- _Exercise details_: Exclude the pictures and set down, unaltered, the lines from the one that holds "Give me the" through the end of the data.

(Data extracted from a collection)
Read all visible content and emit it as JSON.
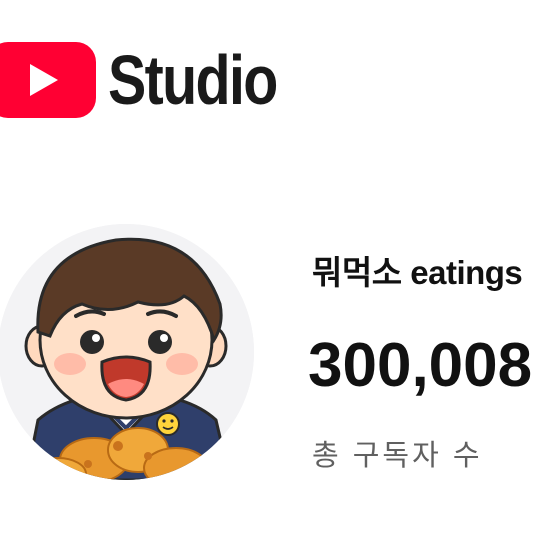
{
  "header": {
    "brand_text": "Studio",
    "logo_icon": "youtube-play-icon",
    "brand_color": "#ff0000"
  },
  "channel": {
    "name": "뭐먹소 eatings",
    "avatar_icon": "cartoon-boy-eating-chicken",
    "subscriber_count": "300,008",
    "subscriber_label": "총 구독자 수"
  },
  "colors": {
    "text_primary": "#111111",
    "text_secondary": "#606060",
    "background": "#ffffff"
  }
}
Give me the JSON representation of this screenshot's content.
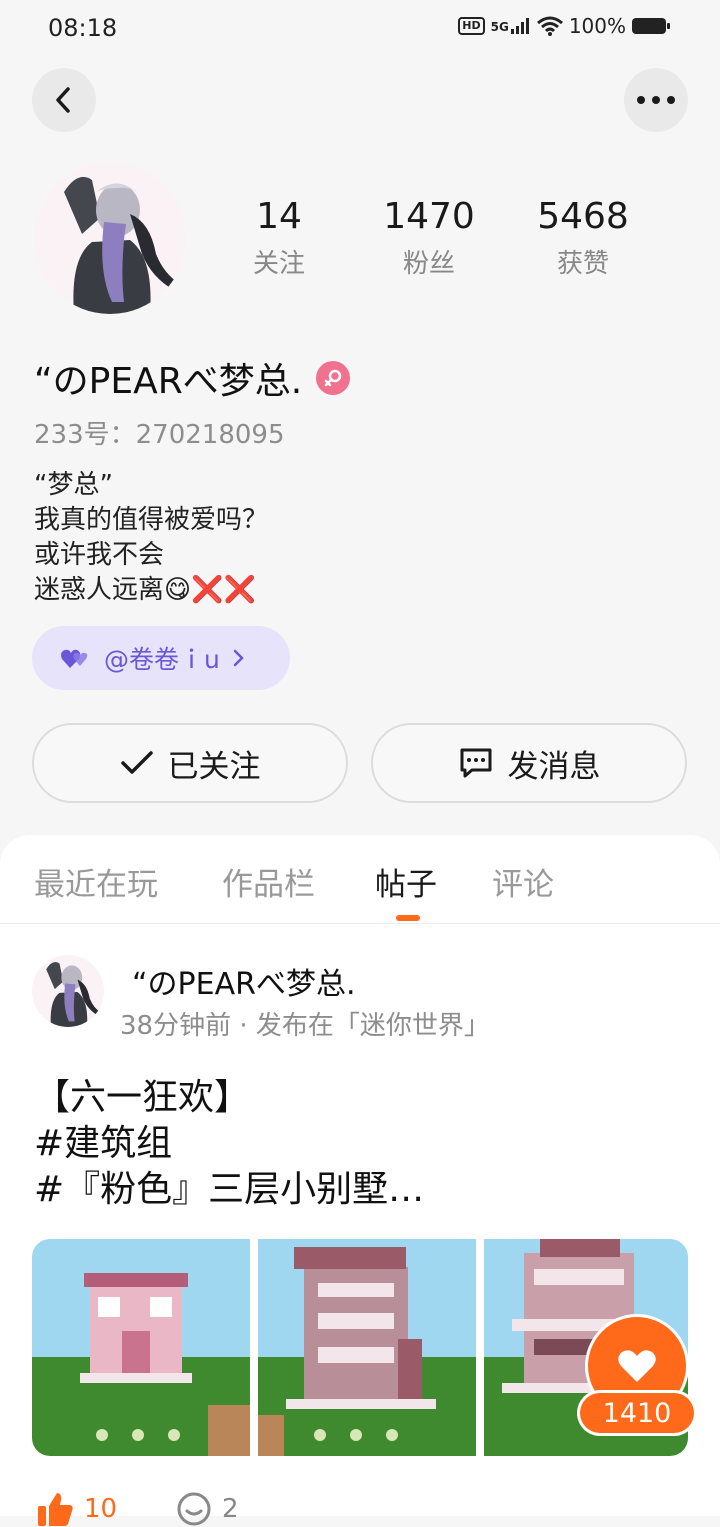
{
  "status_bar": {
    "time": "08:18",
    "network": "HD",
    "signal": "5G",
    "battery": "100%"
  },
  "profile": {
    "stats": [
      {
        "value": "14",
        "label": "关注"
      },
      {
        "value": "1470",
        "label": "粉丝"
      },
      {
        "value": "5468",
        "label": "获赞"
      }
    ],
    "username": "“のPEARべ梦总.",
    "gender": "female",
    "uid": "233号：270218095",
    "bio_lines": [
      "“梦总”",
      "我真的值得被爱吗？",
      "或许我不会",
      "迷惑人远离😋❌❌"
    ],
    "mention": "@卷卷ｉu",
    "follow_button": "已关注",
    "message_button": "发消息"
  },
  "tabs": [
    {
      "label": "最近在玩",
      "active": false
    },
    {
      "label": "作品栏",
      "active": false
    },
    {
      "label": "帖子",
      "active": true
    },
    {
      "label": "评论",
      "active": false
    }
  ],
  "post": {
    "author": "“のPEARべ梦总.",
    "meta": "38分钟前 · 发布在「迷你世界」",
    "body_lines": [
      "【六一狂欢】",
      "#建筑组",
      "#『粉色』三层小别墅…"
    ],
    "image_like_count": "1410",
    "like_count": "10",
    "comment_count": "2"
  },
  "colors": {
    "accent": "#ff6a1a",
    "mention_bg": "#e7e3fb",
    "mention_text": "#6a57d8",
    "gender": "#f1728f"
  }
}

- _Exercise result_:
Give me the JSON representation of this screenshot's content.
{
  "status_bar": {
    "time": "08:18",
    "network": "HD",
    "signal": "5G",
    "battery": "100%"
  },
  "profile": {
    "stats": [
      {
        "value": "14",
        "label": "关注"
      },
      {
        "value": "1470",
        "label": "粉丝"
      },
      {
        "value": "5468",
        "label": "获赞"
      }
    ],
    "username": "“のPEARべ梦总.",
    "gender": "female",
    "uid": "233号：270218095",
    "bio_lines": [
      "“梦总”",
      "我真的值得被爱吗？",
      "或许我不会",
      "迷惑人远离😋❌❌"
    ],
    "mention": "@卷卷ｉu",
    "follow_button": "已关注",
    "message_button": "发消息"
  },
  "tabs": [
    {
      "label": "最近在玩",
      "active": false
    },
    {
      "label": "作品栏",
      "active": false
    },
    {
      "label": "帖子",
      "active": true
    },
    {
      "label": "评论",
      "active": false
    }
  ],
  "post": {
    "author": "“のPEARべ梦总.",
    "meta": "38分钟前 · 发布在「迷你世界」",
    "body_lines": [
      "【六一狂欢】",
      "#建筑组",
      "#『粉色』三层小别墅…"
    ],
    "image_like_count": "1410",
    "like_count": "10",
    "comment_count": "2"
  },
  "colors": {
    "accent": "#ff6a1a",
    "mention_bg": "#e7e3fb",
    "mention_text": "#6a57d8",
    "gender": "#f1728f"
  }
}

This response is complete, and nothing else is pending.